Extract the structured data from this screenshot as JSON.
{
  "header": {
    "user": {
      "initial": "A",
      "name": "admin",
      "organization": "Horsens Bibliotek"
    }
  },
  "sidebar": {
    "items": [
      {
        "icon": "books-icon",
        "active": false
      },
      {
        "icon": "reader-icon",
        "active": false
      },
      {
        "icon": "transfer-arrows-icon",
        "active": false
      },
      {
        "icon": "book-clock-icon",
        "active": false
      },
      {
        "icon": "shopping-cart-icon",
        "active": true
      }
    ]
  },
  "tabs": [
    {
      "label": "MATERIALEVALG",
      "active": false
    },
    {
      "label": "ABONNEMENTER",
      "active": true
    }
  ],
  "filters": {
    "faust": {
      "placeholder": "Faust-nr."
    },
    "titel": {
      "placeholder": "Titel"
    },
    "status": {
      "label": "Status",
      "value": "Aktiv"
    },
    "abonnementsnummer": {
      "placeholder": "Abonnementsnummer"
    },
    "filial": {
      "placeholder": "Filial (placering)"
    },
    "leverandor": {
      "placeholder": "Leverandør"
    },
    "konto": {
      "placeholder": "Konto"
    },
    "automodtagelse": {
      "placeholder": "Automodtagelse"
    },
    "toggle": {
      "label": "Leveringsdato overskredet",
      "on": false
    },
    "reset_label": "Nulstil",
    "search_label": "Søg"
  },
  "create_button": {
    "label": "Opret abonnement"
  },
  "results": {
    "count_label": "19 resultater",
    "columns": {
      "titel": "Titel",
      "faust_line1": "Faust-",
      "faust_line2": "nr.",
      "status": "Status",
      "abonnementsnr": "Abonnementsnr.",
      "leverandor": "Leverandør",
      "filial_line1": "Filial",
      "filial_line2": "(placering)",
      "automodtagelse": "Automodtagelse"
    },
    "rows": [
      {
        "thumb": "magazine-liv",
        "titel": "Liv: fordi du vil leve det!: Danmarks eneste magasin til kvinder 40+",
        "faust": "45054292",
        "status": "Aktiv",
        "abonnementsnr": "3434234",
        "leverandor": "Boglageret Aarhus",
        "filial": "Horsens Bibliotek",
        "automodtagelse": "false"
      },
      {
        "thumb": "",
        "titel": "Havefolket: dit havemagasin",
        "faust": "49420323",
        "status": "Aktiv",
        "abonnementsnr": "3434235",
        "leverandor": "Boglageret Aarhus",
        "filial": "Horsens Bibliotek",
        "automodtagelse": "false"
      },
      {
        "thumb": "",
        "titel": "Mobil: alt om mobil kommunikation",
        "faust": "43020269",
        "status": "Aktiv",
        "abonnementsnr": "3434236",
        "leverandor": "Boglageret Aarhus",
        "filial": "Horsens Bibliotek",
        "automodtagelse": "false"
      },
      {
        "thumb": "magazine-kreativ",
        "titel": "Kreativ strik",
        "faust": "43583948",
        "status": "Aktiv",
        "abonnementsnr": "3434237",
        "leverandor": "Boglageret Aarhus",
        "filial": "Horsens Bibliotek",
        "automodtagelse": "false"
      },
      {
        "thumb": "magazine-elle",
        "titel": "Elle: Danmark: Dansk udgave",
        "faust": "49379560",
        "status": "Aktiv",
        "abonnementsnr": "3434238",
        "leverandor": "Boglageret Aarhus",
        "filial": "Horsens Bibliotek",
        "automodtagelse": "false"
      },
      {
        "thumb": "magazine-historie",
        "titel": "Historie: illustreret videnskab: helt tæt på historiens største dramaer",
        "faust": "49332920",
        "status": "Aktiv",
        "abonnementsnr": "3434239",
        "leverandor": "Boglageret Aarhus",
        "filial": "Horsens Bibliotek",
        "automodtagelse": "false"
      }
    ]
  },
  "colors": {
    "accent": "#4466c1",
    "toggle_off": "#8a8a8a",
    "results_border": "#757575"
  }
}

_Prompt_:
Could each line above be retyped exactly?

_Answer_:
Extract the structured data from this screenshot as JSON.
{
  "header": {
    "user": {
      "initial": "A",
      "name": "admin",
      "organization": "Horsens Bibliotek"
    }
  },
  "sidebar": {
    "items": [
      {
        "icon": "books-icon",
        "active": false
      },
      {
        "icon": "reader-icon",
        "active": false
      },
      {
        "icon": "transfer-arrows-icon",
        "active": false
      },
      {
        "icon": "book-clock-icon",
        "active": false
      },
      {
        "icon": "shopping-cart-icon",
        "active": true
      }
    ]
  },
  "tabs": [
    {
      "label": "MATERIALEVALG",
      "active": false
    },
    {
      "label": "ABONNEMENTER",
      "active": true
    }
  ],
  "filters": {
    "faust": {
      "placeholder": "Faust-nr."
    },
    "titel": {
      "placeholder": "Titel"
    },
    "status": {
      "label": "Status",
      "value": "Aktiv"
    },
    "abonnementsnummer": {
      "placeholder": "Abonnementsnummer"
    },
    "filial": {
      "placeholder": "Filial (placering)"
    },
    "leverandor": {
      "placeholder": "Leverandør"
    },
    "konto": {
      "placeholder": "Konto"
    },
    "automodtagelse": {
      "placeholder": "Automodtagelse"
    },
    "toggle": {
      "label": "Leveringsdato overskredet",
      "on": false
    },
    "reset_label": "Nulstil",
    "search_label": "Søg"
  },
  "create_button": {
    "label": "Opret abonnement"
  },
  "results": {
    "count_label": "19 resultater",
    "columns": {
      "titel": "Titel",
      "faust_line1": "Faust-",
      "faust_line2": "nr.",
      "status": "Status",
      "abonnementsnr": "Abonnementsnr.",
      "leverandor": "Leverandør",
      "filial_line1": "Filial",
      "filial_line2": "(placering)",
      "automodtagelse": "Automodtagelse"
    },
    "rows": [
      {
        "thumb": "magazine-liv",
        "titel": "Liv: fordi du vil leve det!: Danmarks eneste magasin til kvinder 40+",
        "faust": "45054292",
        "status": "Aktiv",
        "abonnementsnr": "3434234",
        "leverandor": "Boglageret Aarhus",
        "filial": "Horsens Bibliotek",
        "automodtagelse": "false"
      },
      {
        "thumb": "",
        "titel": "Havefolket: dit havemagasin",
        "faust": "49420323",
        "status": "Aktiv",
        "abonnementsnr": "3434235",
        "leverandor": "Boglageret Aarhus",
        "filial": "Horsens Bibliotek",
        "automodtagelse": "false"
      },
      {
        "thumb": "",
        "titel": "Mobil: alt om mobil kommunikation",
        "faust": "43020269",
        "status": "Aktiv",
        "abonnementsnr": "3434236",
        "leverandor": "Boglageret Aarhus",
        "filial": "Horsens Bibliotek",
        "automodtagelse": "false"
      },
      {
        "thumb": "magazine-kreativ",
        "titel": "Kreativ strik",
        "faust": "43583948",
        "status": "Aktiv",
        "abonnementsnr": "3434237",
        "leverandor": "Boglageret Aarhus",
        "filial": "Horsens Bibliotek",
        "automodtagelse": "false"
      },
      {
        "thumb": "magazine-elle",
        "titel": "Elle: Danmark: Dansk udgave",
        "faust": "49379560",
        "status": "Aktiv",
        "abonnementsnr": "3434238",
        "leverandor": "Boglageret Aarhus",
        "filial": "Horsens Bibliotek",
        "automodtagelse": "false"
      },
      {
        "thumb": "magazine-historie",
        "titel": "Historie: illustreret videnskab: helt tæt på historiens største dramaer",
        "faust": "49332920",
        "status": "Aktiv",
        "abonnementsnr": "3434239",
        "leverandor": "Boglageret Aarhus",
        "filial": "Horsens Bibliotek",
        "automodtagelse": "false"
      }
    ]
  },
  "colors": {
    "accent": "#4466c1",
    "toggle_off": "#8a8a8a",
    "results_border": "#757575"
  }
}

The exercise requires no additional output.